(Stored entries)
▼

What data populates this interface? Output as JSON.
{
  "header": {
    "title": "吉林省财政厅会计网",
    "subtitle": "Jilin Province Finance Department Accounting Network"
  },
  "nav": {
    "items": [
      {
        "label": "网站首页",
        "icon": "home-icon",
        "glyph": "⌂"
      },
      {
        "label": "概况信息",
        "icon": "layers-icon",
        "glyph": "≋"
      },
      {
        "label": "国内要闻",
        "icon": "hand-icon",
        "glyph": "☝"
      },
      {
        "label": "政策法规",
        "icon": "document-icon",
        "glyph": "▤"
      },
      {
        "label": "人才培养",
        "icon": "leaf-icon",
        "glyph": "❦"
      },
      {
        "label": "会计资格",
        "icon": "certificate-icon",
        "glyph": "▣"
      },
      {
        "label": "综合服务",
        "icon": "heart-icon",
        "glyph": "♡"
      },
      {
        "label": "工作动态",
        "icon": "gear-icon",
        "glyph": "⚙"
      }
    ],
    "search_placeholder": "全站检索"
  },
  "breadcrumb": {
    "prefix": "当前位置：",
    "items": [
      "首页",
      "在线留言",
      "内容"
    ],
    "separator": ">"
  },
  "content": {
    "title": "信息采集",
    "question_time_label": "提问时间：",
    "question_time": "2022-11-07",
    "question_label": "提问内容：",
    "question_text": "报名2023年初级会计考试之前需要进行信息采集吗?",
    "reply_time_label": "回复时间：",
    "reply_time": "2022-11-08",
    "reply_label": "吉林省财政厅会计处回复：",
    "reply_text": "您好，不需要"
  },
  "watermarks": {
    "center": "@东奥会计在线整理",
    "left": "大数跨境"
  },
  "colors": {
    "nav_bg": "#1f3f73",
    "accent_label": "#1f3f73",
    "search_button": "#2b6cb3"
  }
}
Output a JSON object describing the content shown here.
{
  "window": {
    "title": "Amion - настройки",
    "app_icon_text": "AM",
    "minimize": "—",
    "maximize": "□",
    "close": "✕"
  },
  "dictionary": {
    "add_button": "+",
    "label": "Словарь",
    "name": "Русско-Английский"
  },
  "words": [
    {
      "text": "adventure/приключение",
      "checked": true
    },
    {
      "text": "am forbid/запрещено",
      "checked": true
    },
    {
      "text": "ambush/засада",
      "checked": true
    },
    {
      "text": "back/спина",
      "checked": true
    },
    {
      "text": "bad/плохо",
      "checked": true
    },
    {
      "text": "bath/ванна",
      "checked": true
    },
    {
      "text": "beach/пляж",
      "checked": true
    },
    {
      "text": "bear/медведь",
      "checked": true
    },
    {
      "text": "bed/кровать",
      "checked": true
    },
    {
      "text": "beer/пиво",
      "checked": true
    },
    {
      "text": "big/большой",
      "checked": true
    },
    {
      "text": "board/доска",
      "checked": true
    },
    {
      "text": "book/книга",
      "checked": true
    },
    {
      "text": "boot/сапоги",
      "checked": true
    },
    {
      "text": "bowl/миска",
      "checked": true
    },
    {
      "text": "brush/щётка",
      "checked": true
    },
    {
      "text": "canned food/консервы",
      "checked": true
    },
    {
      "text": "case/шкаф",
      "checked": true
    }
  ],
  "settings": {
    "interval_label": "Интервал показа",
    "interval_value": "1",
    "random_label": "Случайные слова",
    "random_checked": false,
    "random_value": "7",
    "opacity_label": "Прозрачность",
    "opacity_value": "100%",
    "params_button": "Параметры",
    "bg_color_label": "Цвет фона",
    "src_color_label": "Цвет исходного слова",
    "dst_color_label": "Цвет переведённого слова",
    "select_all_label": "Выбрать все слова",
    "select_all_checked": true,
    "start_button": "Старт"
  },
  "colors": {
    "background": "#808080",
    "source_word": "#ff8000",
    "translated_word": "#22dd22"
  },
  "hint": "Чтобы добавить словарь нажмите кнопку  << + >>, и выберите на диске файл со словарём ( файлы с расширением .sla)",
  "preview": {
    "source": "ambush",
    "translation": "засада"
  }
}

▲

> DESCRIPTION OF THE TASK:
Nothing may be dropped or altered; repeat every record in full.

> RESULT OF THIS TASK:
What data populates this interface? Output as JSON.
{
  "header": {
    "title": "吉林省财政厅会计网",
    "subtitle": "Jilin Province Finance Department Accounting Network"
  },
  "nav": {
    "items": [
      {
        "label": "网站首页",
        "icon": "home-icon",
        "glyph": "⌂"
      },
      {
        "label": "概况信息",
        "icon": "layers-icon",
        "glyph": "≋"
      },
      {
        "label": "国内要闻",
        "icon": "hand-icon",
        "glyph": "☝"
      },
      {
        "label": "政策法规",
        "icon": "document-icon",
        "glyph": "▤"
      },
      {
        "label": "人才培养",
        "icon": "leaf-icon",
        "glyph": "❦"
      },
      {
        "label": "会计资格",
        "icon": "certificate-icon",
        "glyph": "▣"
      },
      {
        "label": "综合服务",
        "icon": "heart-icon",
        "glyph": "♡"
      },
      {
        "label": "工作动态",
        "icon": "gear-icon",
        "glyph": "⚙"
      }
    ],
    "search_placeholder": "全站检索"
  },
  "breadcrumb": {
    "prefix": "当前位置：",
    "items": [
      "首页",
      "在线留言",
      "内容"
    ],
    "separator": ">"
  },
  "content": {
    "title": "信息采集",
    "question_time_label": "提问时间：",
    "question_time": "2022-11-07",
    "question_label": "提问内容：",
    "question_text": "报名2023年初级会计考试之前需要进行信息采集吗?",
    "reply_time_label": "回复时间：",
    "reply_time": "2022-11-08",
    "reply_label": "吉林省财政厅会计处回复：",
    "reply_text": "您好，不需要"
  },
  "watermarks": {
    "center": "@东奥会计在线整理",
    "left": "大数跨境"
  },
  "colors": {
    "nav_bg": "#1f3f73",
    "accent_label": "#1f3f73",
    "search_button": "#2b6cb3"
  }
}
Output a JSON object describing the content shown here.
{
  "window": {
    "title": "Amion - настройки",
    "app_icon_text": "AM",
    "minimize": "—",
    "maximize": "□",
    "close": "✕"
  },
  "dictionary": {
    "add_button": "+",
    "label": "Словарь",
    "name": "Русско-Английский"
  },
  "words": [
    {
      "text": "adventure/приключение",
      "checked": true
    },
    {
      "text": "am forbid/запрещено",
      "checked": true
    },
    {
      "text": "ambush/засада",
      "checked": true
    },
    {
      "text": "back/спина",
      "checked": true
    },
    {
      "text": "bad/плохо",
      "checked": true
    },
    {
      "text": "bath/ванна",
      "checked": true
    },
    {
      "text": "beach/пляж",
      "checked": true
    },
    {
      "text": "bear/медведь",
      "checked": true
    },
    {
      "text": "bed/кровать",
      "checked": true
    },
    {
      "text": "beer/пиво",
      "checked": true
    },
    {
      "text": "big/большой",
      "checked": true
    },
    {
      "text": "board/доска",
      "checked": true
    },
    {
      "text": "book/книга",
      "checked": true
    },
    {
      "text": "boot/сапоги",
      "checked": true
    },
    {
      "text": "bowl/миска",
      "checked": true
    },
    {
      "text": "brush/щётка",
      "checked": true
    },
    {
      "text": "canned food/консервы",
      "checked": true
    },
    {
      "text": "case/шкаф",
      "checked": true
    }
  ],
  "settings": {
    "interval_label": "Интервал показа",
    "interval_value": "1",
    "random_label": "Случайные слова",
    "random_checked": false,
    "random_value": "7",
    "opacity_label": "Прозрачность",
    "opacity_value": "100%",
    "params_button": "Параметры",
    "bg_color_label": "Цвет фона",
    "src_color_label": "Цвет исходного слова",
    "dst_color_label": "Цвет переведённого слова",
    "select_all_label": "Выбрать все слова",
    "select_all_checked": true,
    "start_button": "Старт"
  },
  "colors": {
    "background": "#808080",
    "source_word": "#ff8000",
    "translated_word": "#22dd22"
  },
  "hint": "Чтобы добавить словарь нажмите кнопку  << + >>, и выберите на диске файл со словарём ( файлы с расширением .sla)",
  "preview": {
    "source": "ambush",
    "translation": "засада"
  }
}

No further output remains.